Oregon is now the third state in the U.S. where voters will vote on whether to legalize marijuana in the November 2012 elections. The Oregon Secretary of State has certified the Oregon Cannabis Tax Act, or OCTA, has enough signatures to make the ballot. It will appear as Measure 80 to the voters of Oregon. The Oregon Cannabis Tax Act, if passed, would regulate the sales of marijuana for those over 21 years old. It would set up a distribution system where adults could buy cannabis for personal and private use only, through state-licensed stores. A whopping ninety percent of the tax revenue generated from the legal sales of Cannabis would go directly into the state’s general fund. That tax is estimated at more than $140 million annually.
The measure, if passed, would also open the door for the Oregon hemp farmer, with one percent of taxes going into a kick start program to promote Oregon-grown hemp as a food and fiber product and one percent that would be used to promote hemp as a biofuel. Much of that money would go into creating two separate state commissions that would oversee each. One percent would be devoted to drug education in public schools, and the remaining seven percent of the taxes collected from the sales of legal marijuana would go into drug treatment programs.
OCTA calls for the creation of a Cannabis Commission that would oversee retail sales and marijuana cultivation and have the power to limit the amount of marijuana a person could purchase. The Cannabis Commission would do work similar to the alcohol commission that oversees alcohol sales and regulations. Under the proposal, marijuana possession would be decriminalized although public pot consumption would be prohibited and subject to a fine of $250. There is an exception written into measure 80, “..except where prominent signs permit and minors are neither admitted nor employed”, opening the possibility that Oregon may move cannabis lounges from being medical patients-only to bar-type of establishments, regulated by the new state Cannabis Commission.
Paul Stanford, the founder of The Hemp and Cannabis Foundation, and the THCF clinics that are in several medical marijuana states was the measure’s chief petitioner. This was Stanford’s latest of several attempts to get a legalization effort on the ballot. It is the second time he has made it this far. Stanford says that he has been working toward this goal for the last 24 years. He turned in over 165,000 signatures to get the 87,213 that they needed. Stanford came up with 88,887 valid signatures, narrowly making the ballot with just 1600 extras.

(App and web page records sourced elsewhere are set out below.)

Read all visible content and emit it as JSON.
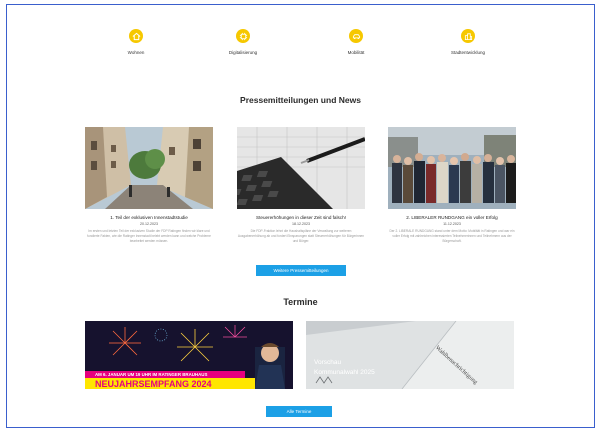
{
  "topics": [
    {
      "label": "Wohnen",
      "icon": "house-icon"
    },
    {
      "label": "Digitalisierung",
      "icon": "chip-icon"
    },
    {
      "label": "Mobilität",
      "icon": "car-icon"
    },
    {
      "label": "Stadtentwicklung",
      "icon": "city-icon"
    }
  ],
  "news": {
    "heading": "Pressemitteilungen und News",
    "cards": [
      {
        "title": "1. Teil der exklusiven Innenstadtstudie",
        "date": "20.12.2023",
        "excerpt": "Im ersten und letzten Teil der exklusiven Studie der FDP Ratingen finden wir klare und fundierte Fakten, wie die Ratinger Innenstadt belebt werden kann und welche Probleme bearbeitet werden müssen."
      },
      {
        "title": "Steuererhöhungen in dieser Zeit sind falsch!",
        "date": "18.12.2023",
        "excerpt": "Die FDP-Fraktion lehnt die Haushaltspläne der Verwaltung zur weiteren Ausgabenerhöhung ab und fordert Einsparungen statt Steuererhöhungen für Bürgerinnen und Bürger."
      },
      {
        "title": "2. LIBERALER RUNDGANG ein voller Erfolg",
        "date": "11.12.2023",
        "excerpt": "Der 2. LIBERALE RUNDGANG stand unter dem Motto: Mobilität in Ratingen und war ein voller Erfolg mit zahlreichen interessierten Teilnehmerinnen und Teilnehmern aus der Bürgerschaft."
      }
    ],
    "more_button": "Weitere Pressemitteilungen"
  },
  "events": {
    "heading": "Termine",
    "items": [
      {
        "banner_line": "AM 6. JANUAR UM 19 UHR IM RATINGER BRAUHAUS",
        "banner_big": "NEUJAHRSEMPFANG 2024"
      },
      {
        "title_line1": "Vorschau",
        "title_line2": "Kommunalwahl 2025",
        "paper_text": "Wahlbenachrichtigung"
      }
    ],
    "all_button": "Alle Termine"
  },
  "colors": {
    "accent": "#1ca0e6",
    "icon_yellow": "#f6c800",
    "border": "#3a5fcd"
  }
}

Public polls in the U.S. show marijuana legalization has been gaining popularity nationwide. Oregonians have a mail-in ballot system, so every voter is mailed a ballot. A larger turnout may bode well for those hoping to legalize cannabis. We’ll find out if Oregon citizens, along with Washington and Colorado citizens have enough supporters to change cannabis laws forever come November 6th. If Oregon voters pass measure 80, it will take effect on January 1st, 2013.
UPDATE: This article has been updated 7-15-12 to address public consumption of cannabis and correct information about cannabis bar-type establishments that would be permitted if Measure 80 passes. An earlier version stated they would not be allowed.